Perhaps most significantly, it means that when I now think about climate change and look at my children, while I still experience a pang of fear, I also experience a stronger sense of hope, inspiration and agency. Instead of feeling like a prisoner on a vehicle rapidly progressing towards doomsday, I’ve taken the wheel, or at least a part of it. More than anything, I hope to give that sense of power to my children, the knowledge that we truly shape the world we live in and that we can do so from a place of love and celebration.
As I embark on this route as a parent, I’ve found myself longing to engage with others on the topic. I want conversation. I want a community of parents and grandparents and teachers and caregivers who collectively hold this challenge and thoughtfully consider it together. I bring to the topic my experiences as an early-childhood educator, a psychotherapist, a parent and a climate activist, but this combines into one particular lens. I long to hear from others, to collaborate and empower each other.

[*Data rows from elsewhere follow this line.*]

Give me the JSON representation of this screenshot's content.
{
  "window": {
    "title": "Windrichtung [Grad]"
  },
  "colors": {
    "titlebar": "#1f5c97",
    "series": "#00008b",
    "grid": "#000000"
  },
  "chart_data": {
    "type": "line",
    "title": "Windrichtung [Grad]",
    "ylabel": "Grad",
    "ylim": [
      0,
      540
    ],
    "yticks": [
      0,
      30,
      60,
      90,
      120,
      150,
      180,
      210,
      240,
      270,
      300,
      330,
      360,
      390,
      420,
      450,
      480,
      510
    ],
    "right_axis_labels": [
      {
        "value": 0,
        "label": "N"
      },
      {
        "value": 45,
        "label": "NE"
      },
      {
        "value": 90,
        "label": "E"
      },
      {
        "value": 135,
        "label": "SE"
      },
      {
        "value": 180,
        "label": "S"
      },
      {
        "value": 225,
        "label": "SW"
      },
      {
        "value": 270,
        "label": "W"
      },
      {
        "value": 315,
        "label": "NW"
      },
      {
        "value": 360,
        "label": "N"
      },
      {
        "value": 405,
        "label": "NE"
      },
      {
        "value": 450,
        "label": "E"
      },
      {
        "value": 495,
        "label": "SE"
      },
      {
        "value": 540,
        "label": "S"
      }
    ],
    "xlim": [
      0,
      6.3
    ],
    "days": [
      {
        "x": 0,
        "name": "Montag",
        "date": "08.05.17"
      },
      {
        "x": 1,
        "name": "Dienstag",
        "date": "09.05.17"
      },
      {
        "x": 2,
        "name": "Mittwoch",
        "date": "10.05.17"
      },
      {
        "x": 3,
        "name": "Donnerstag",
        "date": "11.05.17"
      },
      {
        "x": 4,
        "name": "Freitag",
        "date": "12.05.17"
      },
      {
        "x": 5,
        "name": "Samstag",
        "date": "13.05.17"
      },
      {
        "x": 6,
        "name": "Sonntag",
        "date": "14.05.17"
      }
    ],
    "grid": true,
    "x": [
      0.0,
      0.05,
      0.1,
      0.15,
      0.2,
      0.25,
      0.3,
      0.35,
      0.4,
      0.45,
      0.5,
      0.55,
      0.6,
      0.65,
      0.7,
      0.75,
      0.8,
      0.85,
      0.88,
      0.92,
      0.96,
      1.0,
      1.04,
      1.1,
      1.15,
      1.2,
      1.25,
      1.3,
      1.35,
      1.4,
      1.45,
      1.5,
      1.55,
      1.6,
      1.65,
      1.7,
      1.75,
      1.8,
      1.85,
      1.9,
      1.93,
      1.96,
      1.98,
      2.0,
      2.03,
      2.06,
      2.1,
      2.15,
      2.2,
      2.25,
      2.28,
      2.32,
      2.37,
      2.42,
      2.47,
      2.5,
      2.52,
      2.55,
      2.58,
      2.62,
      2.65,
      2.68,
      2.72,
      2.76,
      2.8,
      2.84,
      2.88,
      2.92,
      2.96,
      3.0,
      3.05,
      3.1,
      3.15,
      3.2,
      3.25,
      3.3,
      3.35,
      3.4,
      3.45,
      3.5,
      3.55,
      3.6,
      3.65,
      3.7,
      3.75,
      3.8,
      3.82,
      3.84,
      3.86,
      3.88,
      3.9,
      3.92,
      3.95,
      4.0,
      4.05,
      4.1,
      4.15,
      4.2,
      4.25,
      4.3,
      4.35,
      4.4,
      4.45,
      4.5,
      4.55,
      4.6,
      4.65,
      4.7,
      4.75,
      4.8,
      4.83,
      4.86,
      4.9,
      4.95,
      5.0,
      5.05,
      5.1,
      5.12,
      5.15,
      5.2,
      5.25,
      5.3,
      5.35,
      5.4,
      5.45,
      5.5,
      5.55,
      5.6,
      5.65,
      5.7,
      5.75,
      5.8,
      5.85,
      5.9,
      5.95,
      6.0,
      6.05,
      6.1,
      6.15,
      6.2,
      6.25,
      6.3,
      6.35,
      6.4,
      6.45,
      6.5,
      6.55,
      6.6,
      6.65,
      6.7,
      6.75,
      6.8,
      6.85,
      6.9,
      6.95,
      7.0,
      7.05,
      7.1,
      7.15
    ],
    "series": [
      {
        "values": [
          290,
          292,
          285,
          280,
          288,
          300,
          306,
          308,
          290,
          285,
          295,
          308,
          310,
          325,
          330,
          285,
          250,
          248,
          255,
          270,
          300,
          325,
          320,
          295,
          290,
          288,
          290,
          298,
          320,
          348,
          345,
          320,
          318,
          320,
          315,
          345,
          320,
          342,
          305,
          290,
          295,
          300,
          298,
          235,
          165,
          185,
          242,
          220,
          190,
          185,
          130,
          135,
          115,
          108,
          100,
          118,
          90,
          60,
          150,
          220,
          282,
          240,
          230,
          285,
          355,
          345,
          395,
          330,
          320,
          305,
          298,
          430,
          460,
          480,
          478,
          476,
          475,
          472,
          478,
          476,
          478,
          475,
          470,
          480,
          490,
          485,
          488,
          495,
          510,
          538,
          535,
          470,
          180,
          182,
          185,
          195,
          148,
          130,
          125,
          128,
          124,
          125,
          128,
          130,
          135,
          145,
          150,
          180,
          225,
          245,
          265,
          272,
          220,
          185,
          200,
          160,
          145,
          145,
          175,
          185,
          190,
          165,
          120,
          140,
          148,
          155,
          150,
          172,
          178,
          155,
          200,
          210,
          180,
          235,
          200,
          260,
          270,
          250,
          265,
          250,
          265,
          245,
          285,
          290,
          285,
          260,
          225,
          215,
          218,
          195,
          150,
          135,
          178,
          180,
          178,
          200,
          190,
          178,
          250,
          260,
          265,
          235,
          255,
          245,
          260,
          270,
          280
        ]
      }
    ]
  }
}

From this longing comes Generation on the Edge. I’ve organized the site into the several key areas of focus that have risen to the top as I’ve thought about, researched and engaged with the topic in my daily life. Each area is presented in blog format, with new writings and resources frequently added. I’ve also launched a facebook group where anyone involved in the act of caring for children today is invited to share reflections, ideas, experiences and questions.
I hope you will join us. Whether it’s five minutes a day, an occasional glimpse at the site, or a deep dive into the material and conversations offered, I hope you find the same kind of empowerment, inspiration and joy on this path that I have found. May we unite in the recognition that we truly do have a choice, if we take the opportunity provided in this moment, in this window where change is still possible, in which we still have the chance to reclaim the future for our children. It turns out that best preparing our children for that future, claiming a meaningful, joyful family life in the present and making the choices and taking the actions needed to ensure our children have a livable future are actually one and the same. This delightful fact can deliver us from terrified paralysis around climate change into powerful, creative action. Join us!
A bit about me
I’m Johannah Blackman – mother, aunt, former early childhood educator and longtime advocate for action addressing climate change. I hold a Bachelors degree in Philosophy and a Masters Degree in counseling psychology. I am a founding member of A Climate to Thrive, a grassroots, nonprofit organization focused on local, community-based solutions to climate change. In former careers, I worked as a curriculum developer and teacher in early childhood education and ran theater programs for adolescents. I also hold extensive experience teaching yoga and mindfulness. I currently reflect on daily life in this extraordinary moment at my essay-based site, Considered Days.
In my work with Generation on the Edge, I combine my experience in education, counseling psychology and what I have learned through my work as a climate activist and solution-seeker with research and on-the-ground learning in my daily life as a mother.